EXERCISE DESCRIPTION -> Every line below that mentions the word "SPOLU" should be copied out.

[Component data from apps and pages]
+--
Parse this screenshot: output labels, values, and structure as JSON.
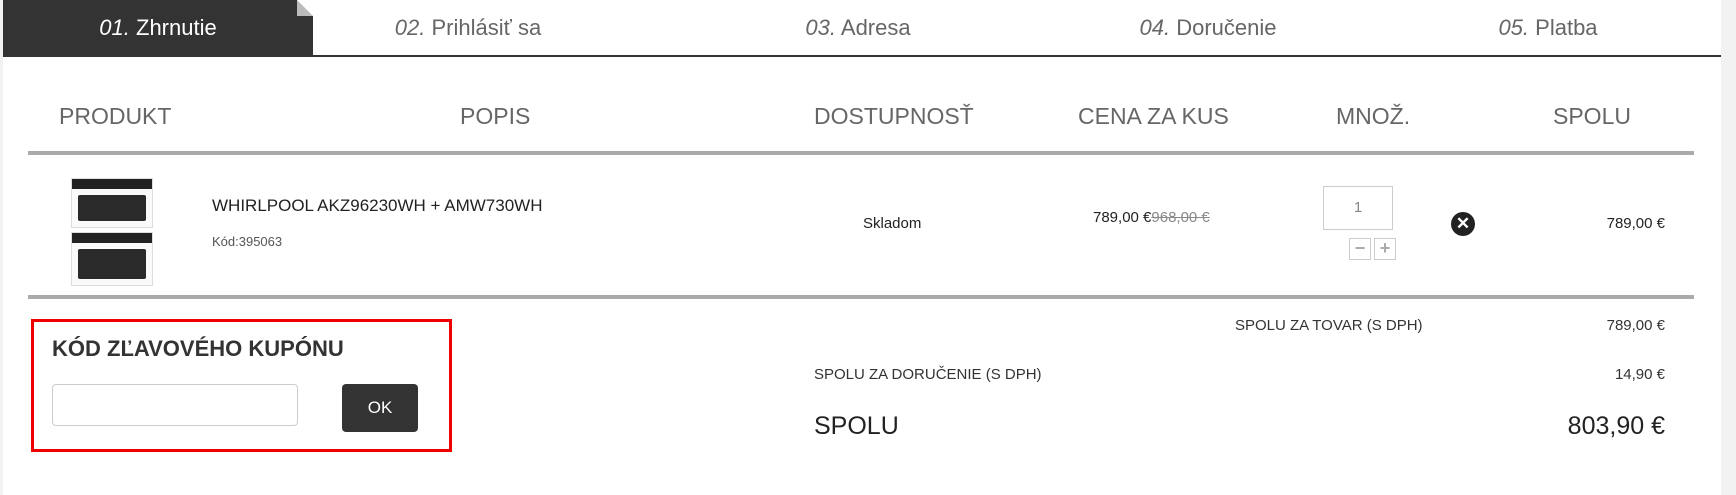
{
  "steps": [
    {
      "num": "01.",
      "label": "Zhrnutie"
    },
    {
      "num": "02.",
      "label": "Prihlásiť sa"
    },
    {
      "num": "03.",
      "label": "Adresa"
    },
    {
      "num": "04.",
      "label": "Doručenie"
    },
    {
      "num": "05.",
      "label": "Platba"
    }
  ],
  "table": {
    "headers": {
      "product": "PRODUKT",
      "description": "POPIS",
      "availability": "DOSTUPNOSŤ",
      "unit_price": "CENA ZA KUS",
      "quantity": "MNOŽ.",
      "total": "SPOLU"
    },
    "row": {
      "name": "WHIRLPOOL AKZ96230WH + AMW730WH",
      "code": "Kód:395063",
      "availability": "Skladom",
      "price": "789,00 €",
      "old_price": "968,00 €",
      "quantity": "1",
      "qty_minus": "−",
      "qty_plus": "+",
      "remove": "✕",
      "total": "789,00 €"
    }
  },
  "coupon": {
    "title": "KÓD ZĽAVOVÉHO KUPÓNU",
    "input_value": "",
    "button": "OK"
  },
  "totals": {
    "goods_label": "SPOLU ZA TOVAR (S DPH)",
    "goods_value": "789,00 €",
    "delivery_label": "SPOLU ZA DORUČENIE (S DPH)",
    "delivery_value": "14,90 €",
    "grand_label": "SPOLU",
    "grand_value": "803,90 €"
  },
  "colors": {
    "dark": "#333333",
    "highlight": "#ee0000"
  }
}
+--
RESULT FOR THIS TASK ->
      "total": "SPOLU"
    "goods_label": "SPOLU ZA TOVAR (S DPH)",
    "delivery_label": "SPOLU ZA DORUČENIE (S DPH)",
    "grand_label": "SPOLU",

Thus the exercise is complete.